=== INPUT RECORDS ===
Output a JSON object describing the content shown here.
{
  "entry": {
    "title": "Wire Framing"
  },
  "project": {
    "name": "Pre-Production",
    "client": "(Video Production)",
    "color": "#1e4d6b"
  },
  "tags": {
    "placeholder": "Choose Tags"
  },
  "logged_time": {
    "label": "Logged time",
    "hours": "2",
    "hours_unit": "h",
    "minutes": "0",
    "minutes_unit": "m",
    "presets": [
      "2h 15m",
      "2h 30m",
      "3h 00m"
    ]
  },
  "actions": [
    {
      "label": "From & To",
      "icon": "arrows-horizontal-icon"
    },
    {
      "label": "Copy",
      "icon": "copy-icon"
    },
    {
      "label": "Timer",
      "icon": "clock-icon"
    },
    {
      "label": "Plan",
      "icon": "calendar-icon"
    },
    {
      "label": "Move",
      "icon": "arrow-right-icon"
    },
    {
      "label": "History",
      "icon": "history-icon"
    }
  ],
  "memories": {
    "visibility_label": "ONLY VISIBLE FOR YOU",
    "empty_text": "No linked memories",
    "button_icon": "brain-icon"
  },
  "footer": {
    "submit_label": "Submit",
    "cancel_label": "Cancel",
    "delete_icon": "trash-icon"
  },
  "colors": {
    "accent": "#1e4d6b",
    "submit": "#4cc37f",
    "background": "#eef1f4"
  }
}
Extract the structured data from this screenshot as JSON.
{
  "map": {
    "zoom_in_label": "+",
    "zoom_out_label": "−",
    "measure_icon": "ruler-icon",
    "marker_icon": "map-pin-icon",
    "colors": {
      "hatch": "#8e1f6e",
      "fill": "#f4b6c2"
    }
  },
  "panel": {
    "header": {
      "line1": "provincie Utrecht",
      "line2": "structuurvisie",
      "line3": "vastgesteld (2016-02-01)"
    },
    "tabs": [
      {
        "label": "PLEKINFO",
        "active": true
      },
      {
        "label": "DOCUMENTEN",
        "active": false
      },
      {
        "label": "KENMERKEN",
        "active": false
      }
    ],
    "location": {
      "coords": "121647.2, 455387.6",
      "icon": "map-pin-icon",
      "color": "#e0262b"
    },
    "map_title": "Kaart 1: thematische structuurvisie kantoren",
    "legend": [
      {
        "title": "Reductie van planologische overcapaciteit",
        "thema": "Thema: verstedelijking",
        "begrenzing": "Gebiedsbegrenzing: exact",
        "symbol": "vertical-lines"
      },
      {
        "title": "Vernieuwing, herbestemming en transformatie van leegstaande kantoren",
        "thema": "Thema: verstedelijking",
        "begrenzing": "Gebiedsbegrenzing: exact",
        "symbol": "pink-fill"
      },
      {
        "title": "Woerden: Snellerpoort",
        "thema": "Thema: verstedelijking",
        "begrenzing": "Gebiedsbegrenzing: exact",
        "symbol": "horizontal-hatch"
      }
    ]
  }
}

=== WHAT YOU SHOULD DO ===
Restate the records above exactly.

=== WRITTEN REPLY ===
Output a JSON object describing the content shown here.
{
  "entry": {
    "title": "Wire Framing"
  },
  "project": {
    "name": "Pre-Production",
    "client": "(Video Production)",
    "color": "#1e4d6b"
  },
  "tags": {
    "placeholder": "Choose Tags"
  },
  "logged_time": {
    "label": "Logged time",
    "hours": "2",
    "hours_unit": "h",
    "minutes": "0",
    "minutes_unit": "m",
    "presets": [
      "2h 15m",
      "2h 30m",
      "3h 00m"
    ]
  },
  "actions": [
    {
      "label": "From & To",
      "icon": "arrows-horizontal-icon"
    },
    {
      "label": "Copy",
      "icon": "copy-icon"
    },
    {
      "label": "Timer",
      "icon": "clock-icon"
    },
    {
      "label": "Plan",
      "icon": "calendar-icon"
    },
    {
      "label": "Move",
      "icon": "arrow-right-icon"
    },
    {
      "label": "History",
      "icon": "history-icon"
    }
  ],
  "memories": {
    "visibility_label": "ONLY VISIBLE FOR YOU",
    "empty_text": "No linked memories",
    "button_icon": "brain-icon"
  },
  "footer": {
    "submit_label": "Submit",
    "cancel_label": "Cancel",
    "delete_icon": "trash-icon"
  },
  "colors": {
    "accent": "#1e4d6b",
    "submit": "#4cc37f",
    "background": "#eef1f4"
  }
}
Extract the structured data from this screenshot as JSON.
{
  "map": {
    "zoom_in_label": "+",
    "zoom_out_label": "−",
    "measure_icon": "ruler-icon",
    "marker_icon": "map-pin-icon",
    "colors": {
      "hatch": "#8e1f6e",
      "fill": "#f4b6c2"
    }
  },
  "panel": {
    "header": {
      "line1": "provincie Utrecht",
      "line2": "structuurvisie",
      "line3": "vastgesteld (2016-02-01)"
    },
    "tabs": [
      {
        "label": "PLEKINFO",
        "active": true
      },
      {
        "label": "DOCUMENTEN",
        "active": false
      },
      {
        "label": "KENMERKEN",
        "active": false
      }
    ],
    "location": {
      "coords": "121647.2, 455387.6",
      "icon": "map-pin-icon",
      "color": "#e0262b"
    },
    "map_title": "Kaart 1: thematische structuurvisie kantoren",
    "legend": [
      {
        "title": "Reductie van planologische overcapaciteit",
        "thema": "Thema: verstedelijking",
        "begrenzing": "Gebiedsbegrenzing: exact",
        "symbol": "vertical-lines"
      },
      {
        "title": "Vernieuwing, herbestemming en transformatie van leegstaande kantoren",
        "thema": "Thema: verstedelijking",
        "begrenzing": "Gebiedsbegrenzing: exact",
        "symbol": "pink-fill"
      },
      {
        "title": "Woerden: Snellerpoort",
        "thema": "Thema: verstedelijking",
        "begrenzing": "Gebiedsbegrenzing: exact",
        "symbol": "horizontal-hatch"
      }
    ]
  }
}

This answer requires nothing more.